Compressor Sizing
Air compressors are sized in terms of horsepower (hp), which correlates to the amount of air that the compressor can deliver or the SCFM. SCFM stands for Standard Cubic Feet of air per Minute and is defined as cubic feet of air per minute (CFM) at 70 Fº (21 Cº) and 1 atmospheric pressure (0 psi, 0 bar). As a general rule of thumb

SCFM = (Web width) * (# of dryers) * (# of air bars in each dryer) * 0.65

For example, a 17-inch press with 9 dryers, and each dryer containing 6 air bars will require 597SCFM (17 inches * 9 dryers * 6 air bars * 0.65 = 597 SCFM)

Types of Compressors
Air compressors are offered as either high pressure or low-pressure machines. High-pressure air compressors deliver line pressures in the range of 80 to 150 psi and are considered the standard for supplying plant air in virtually every industry. Advantages to using high-pressure compressors are that they are about 20% less expensive to purchase, they require smaller diameter piping for the airlines, and they provide a backup for plant air.

Low-pressure air compressors are designed to deliver line pressures in the range of 40 to 60 psi. Since the dryers only operate in the range of 15 to 20 psi, a low-pressure air compressor will deliver a sufficient amount of airflow.
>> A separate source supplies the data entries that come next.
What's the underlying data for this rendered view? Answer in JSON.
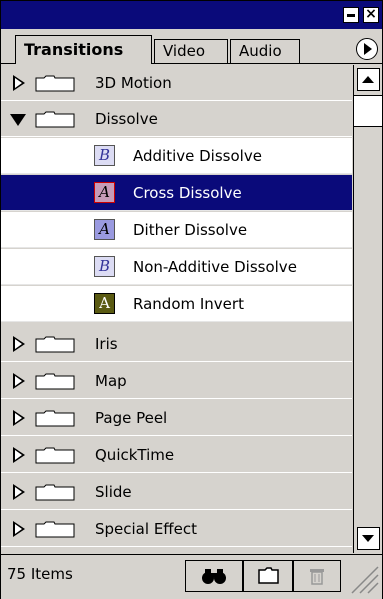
{
  "tabs": [
    "Transitions",
    "Video",
    "Audio"
  ],
  "active_tab": "Transitions",
  "folders_before": [
    {
      "label": "3D Motion",
      "expanded": false
    },
    {
      "label": "Dissolve",
      "expanded": true
    }
  ],
  "items": [
    {
      "label": "Additive Dissolve",
      "icon": "additive-dissolve-icon",
      "glyph": "B",
      "selected": false
    },
    {
      "label": "Cross Dissolve",
      "icon": "cross-dissolve-icon",
      "glyph": "A",
      "selected": true
    },
    {
      "label": "Dither Dissolve",
      "icon": "dither-dissolve-icon",
      "glyph": "A",
      "selected": false
    },
    {
      "label": "Non-Additive Dissolve",
      "icon": "non-additive-dissolve-icon",
      "glyph": "B",
      "selected": false
    },
    {
      "label": "Random Invert",
      "icon": "random-invert-icon",
      "glyph": "A",
      "selected": false
    }
  ],
  "folders_after": [
    {
      "label": "Iris"
    },
    {
      "label": "Map"
    },
    {
      "label": "Page Peel"
    },
    {
      "label": "QuickTime"
    },
    {
      "label": "Slide"
    },
    {
      "label": "Special Effect"
    }
  ],
  "status": {
    "count": "75 Items"
  },
  "colors": {
    "selection": "#0a0a7a",
    "titlebar": "#0a0a7a",
    "panel": "#d6d3ce"
  }
}
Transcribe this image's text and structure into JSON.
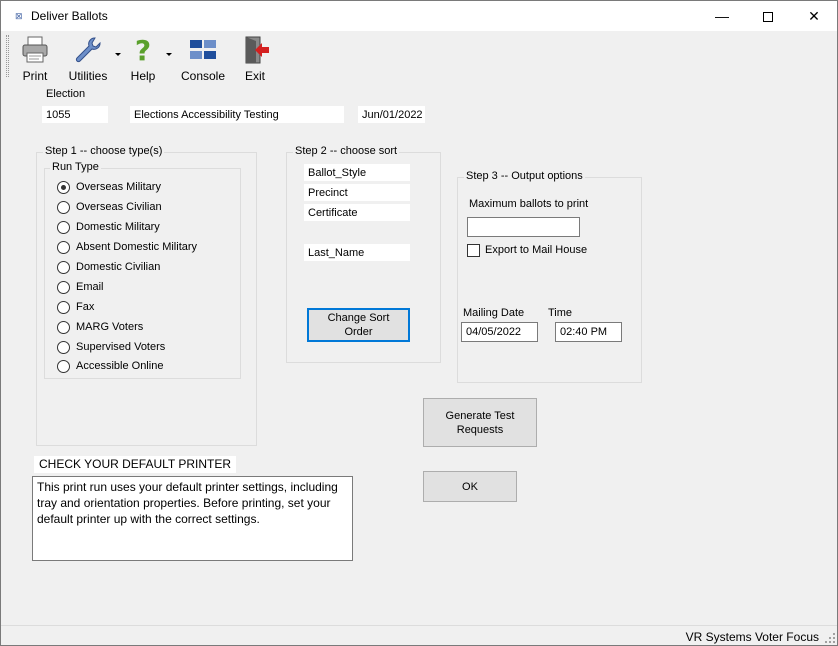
{
  "window": {
    "title": "Deliver Ballots",
    "minimize": "—",
    "close": "✕"
  },
  "toolbar": {
    "items": [
      {
        "label": "Print",
        "icon": "printer-icon"
      },
      {
        "label": "Utilities",
        "icon": "wrench-icon"
      },
      {
        "label": "Help",
        "icon": "question-icon"
      },
      {
        "label": "Console",
        "icon": "console-icon"
      },
      {
        "label": "Exit",
        "icon": "exit-door-icon"
      }
    ]
  },
  "election": {
    "label": "Election",
    "number": "1055",
    "name": "Elections Accessibility Testing",
    "date": "Jun/01/2022"
  },
  "step1": {
    "title": "Step 1 -- choose type(s)",
    "run_type_label": "Run Type",
    "options": [
      {
        "label": "Overseas Military",
        "selected": true
      },
      {
        "label": "Overseas Civilian",
        "selected": false
      },
      {
        "label": "Domestic Military",
        "selected": false
      },
      {
        "label": "Absent Domestic Military",
        "selected": false
      },
      {
        "label": "Domestic Civilian",
        "selected": false
      },
      {
        "label": "Email",
        "selected": false
      },
      {
        "label": "Fax",
        "selected": false
      },
      {
        "label": "MARG Voters",
        "selected": false
      },
      {
        "label": "Supervised Voters",
        "selected": false
      },
      {
        "label": "Accessible Online",
        "selected": false
      }
    ]
  },
  "step2": {
    "title": "Step 2 -- choose sort",
    "sort_fields": [
      "Ballot_Style",
      "Precinct",
      "Certificate",
      "",
      "Last_Name"
    ],
    "change_sort_button": "Change Sort Order"
  },
  "step3": {
    "title": "Step 3 -- Output options",
    "max_ballots_label": "Maximum ballots to print",
    "max_ballots_value": "",
    "export_label": "Export to Mail House",
    "export_checked": false,
    "mailing_date_label": "Mailing Date",
    "mailing_date_value": "04/05/2022",
    "time_label": "Time",
    "time_value": "02:40 PM"
  },
  "buttons": {
    "generate_test": "Generate Test Requests",
    "ok": "OK"
  },
  "notice": {
    "title": "CHECK YOUR DEFAULT PRINTER",
    "body": "This print run uses your default printer settings, including tray and orientation properties.  Before printing, set your default printer up with the correct settings."
  },
  "status": {
    "text": "VR Systems Voter Focus"
  },
  "colors": {
    "accent": "#0078d7",
    "help_green": "#5aa02c",
    "console_blue": "#1f4e9c",
    "exit_red": "#d42020"
  }
}
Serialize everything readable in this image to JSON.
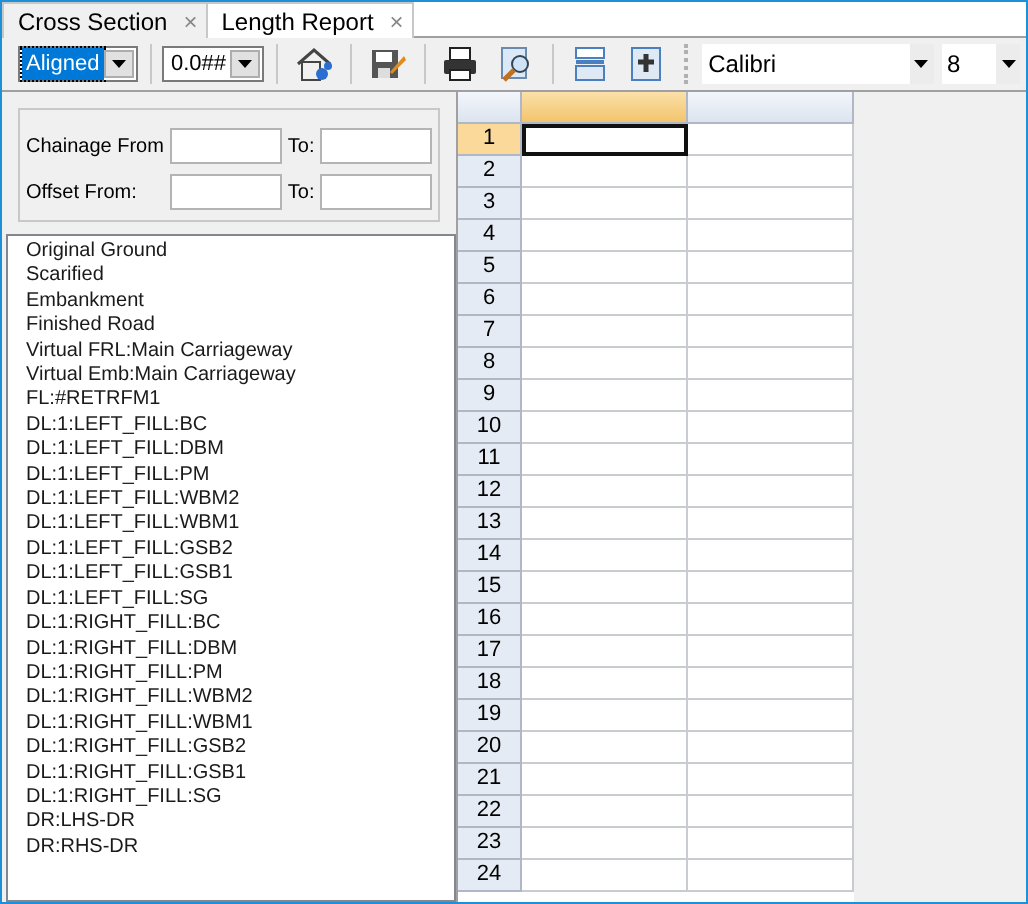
{
  "tabs": [
    {
      "label": "Cross Section",
      "close": "×",
      "selected": false
    },
    {
      "label": "Length Report",
      "close": "×",
      "selected": true
    }
  ],
  "toolbar": {
    "alignment_combo": {
      "value": "Aligned",
      "focused": true
    },
    "format_combo": {
      "value": "0.0##"
    },
    "font_combo": {
      "value": "Calibri"
    },
    "size_combo": {
      "value": "8"
    }
  },
  "filter": {
    "chainage_from_label": "Chainage From",
    "chainage_to_label": "To:",
    "offset_from_label": "Offset From:",
    "offset_to_label": "To:"
  },
  "layers": [
    "Original Ground",
    "Scarified",
    "Embankment",
    "Finished Road",
    "Virtual FRL:Main Carriageway",
    "Virtual Emb:Main Carriageway",
    "FL:#RETRFM1",
    "DL:1:LEFT_FILL:BC",
    "DL:1:LEFT_FILL:DBM",
    "DL:1:LEFT_FILL:PM",
    "DL:1:LEFT_FILL:WBM2",
    "DL:1:LEFT_FILL:WBM1",
    "DL:1:LEFT_FILL:GSB2",
    "DL:1:LEFT_FILL:GSB1",
    "DL:1:LEFT_FILL:SG",
    "DL:1:RIGHT_FILL:BC",
    "DL:1:RIGHT_FILL:DBM",
    "DL:1:RIGHT_FILL:PM",
    "DL:1:RIGHT_FILL:WBM2",
    "DL:1:RIGHT_FILL:WBM1",
    "DL:1:RIGHT_FILL:GSB2",
    "DL:1:RIGHT_FILL:GSB1",
    "DL:1:RIGHT_FILL:SG",
    "DR:LHS-DR",
    "DR:RHS-DR"
  ],
  "grid": {
    "columns": [
      {
        "selected": true
      },
      {
        "selected": false
      }
    ],
    "rows": [
      {
        "label": "1",
        "selected": true
      },
      {
        "label": "2",
        "selected": false
      },
      {
        "label": "3",
        "selected": false
      },
      {
        "label": "4",
        "selected": false
      },
      {
        "label": "5",
        "selected": false
      },
      {
        "label": "6",
        "selected": false
      },
      {
        "label": "7",
        "selected": false
      },
      {
        "label": "8",
        "selected": false
      },
      {
        "label": "9",
        "selected": false
      },
      {
        "label": "10",
        "selected": false
      },
      {
        "label": "11",
        "selected": false
      },
      {
        "label": "12",
        "selected": false
      },
      {
        "label": "13",
        "selected": false
      },
      {
        "label": "14",
        "selected": false
      },
      {
        "label": "15",
        "selected": false
      },
      {
        "label": "16",
        "selected": false
      },
      {
        "label": "17",
        "selected": false
      },
      {
        "label": "18",
        "selected": false
      },
      {
        "label": "19",
        "selected": false
      },
      {
        "label": "20",
        "selected": false
      },
      {
        "label": "21",
        "selected": false
      },
      {
        "label": "22",
        "selected": false
      },
      {
        "label": "23",
        "selected": false
      },
      {
        "label": "24",
        "selected": false
      }
    ]
  }
}
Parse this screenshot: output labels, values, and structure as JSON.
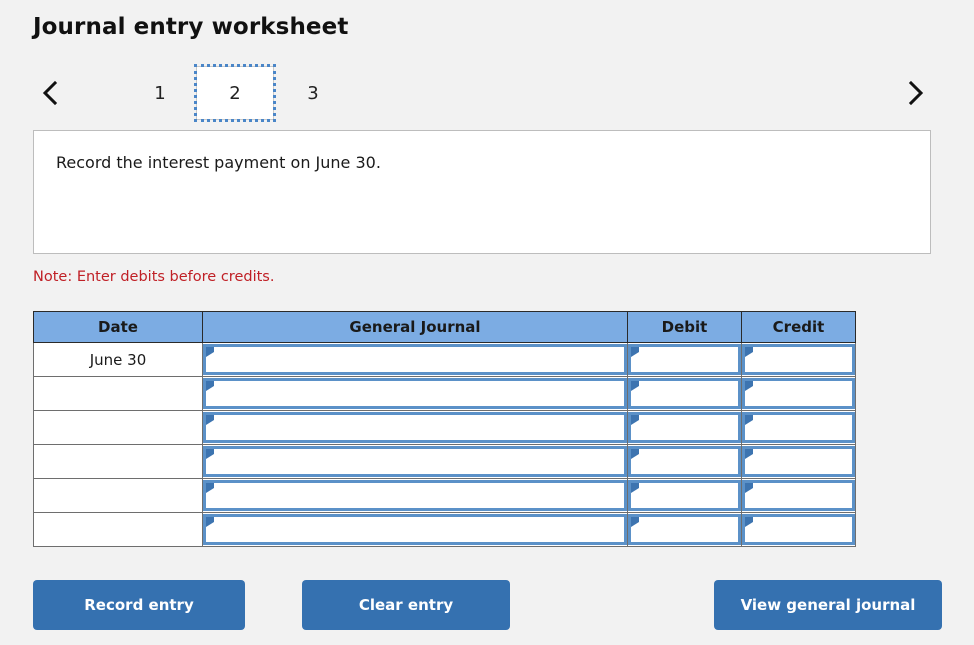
{
  "header": {
    "title": "Journal entry worksheet"
  },
  "pager": {
    "prev_icon": "chevron-left-icon",
    "next_icon": "chevron-right-icon",
    "pages": [
      {
        "label": "1",
        "selected": false
      },
      {
        "label": "2",
        "selected": true
      },
      {
        "label": "3",
        "selected": false
      }
    ],
    "selected_page": "2"
  },
  "instruction": {
    "text": "Record the interest payment on June 30."
  },
  "note": {
    "text": "Note: Enter debits before credits.",
    "color": "#c02026"
  },
  "table": {
    "columns": [
      "Date",
      "General Journal",
      "Debit",
      "Credit"
    ],
    "rows": [
      {
        "date": "June 30",
        "general_journal": "",
        "debit": "",
        "credit": ""
      },
      {
        "date": "",
        "general_journal": "",
        "debit": "",
        "credit": ""
      },
      {
        "date": "",
        "general_journal": "",
        "debit": "",
        "credit": ""
      },
      {
        "date": "",
        "general_journal": "",
        "debit": "",
        "credit": ""
      },
      {
        "date": "",
        "general_journal": "",
        "debit": "",
        "credit": ""
      },
      {
        "date": "",
        "general_journal": "",
        "debit": "",
        "credit": ""
      }
    ],
    "header_color": "#7cace3",
    "input_border_color": "#5b91c8"
  },
  "buttons": {
    "record_entry": "Record entry",
    "clear_entry": "Clear entry",
    "view_general_journal": "View general journal",
    "color": "#3571b0"
  }
}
The advantage of using a low- pressure compressor is that it produces more SCFM at low pressures.

High-Pressure Air Compressor delivers 5SCFM/hp
Low-Pressure Air Compressor delivers –7SCFM/hp

So in the example given above, a converter could choose either a 120 hp high-pressure air compressor (597/5 = 120), or an 85 hp low-pressure compressor (597/7=85). A lower horsepower compressor translates into lower energy costs.

We have established relationships with compressor companies and piping contractors so that they are familiar with the requirements of our dryer systems. We work closely with these vendors to ensure that guidance is available to our customers, on things like selecting the right type of compressor, making sure piping layouts include provisions for maintenance, the location of the compressor, etc.

  SCFM - (Definition)  

When talking terms of compressed air requirements, it is difficult to use CFM (Cubic Feet of air per Minute) because the mass of a specific volume of air is related to the pressure and temperature of that air. Mass is defined as a dimensionless quantity representing the amount of matter in a particle or object. As the air pressure increases, a specific volume will hold more mass of air. As the temperature of the air increases, the same specific volume will hold less mass of air. So in order to be accurate in discussing compressed air flow in terms of CFM, the pressure of the air and temperature of the air must also be considered.

As a result, SCFM is commonly used to specify compressed air flow rate on a common platform in terms of pressure and temperature. SCFM stands for Standard Cubic Feet of air per Minute and is defined as Cubic Feet of air per Minute at 70 Fº (21 Cº) and 1 atmospheric pressure (0 psi, 0 bar). This makes it convnient when specifying compressor capacity because it easily defines the "mass" of air for all air volume calculations regardless of their state of compression or temperature.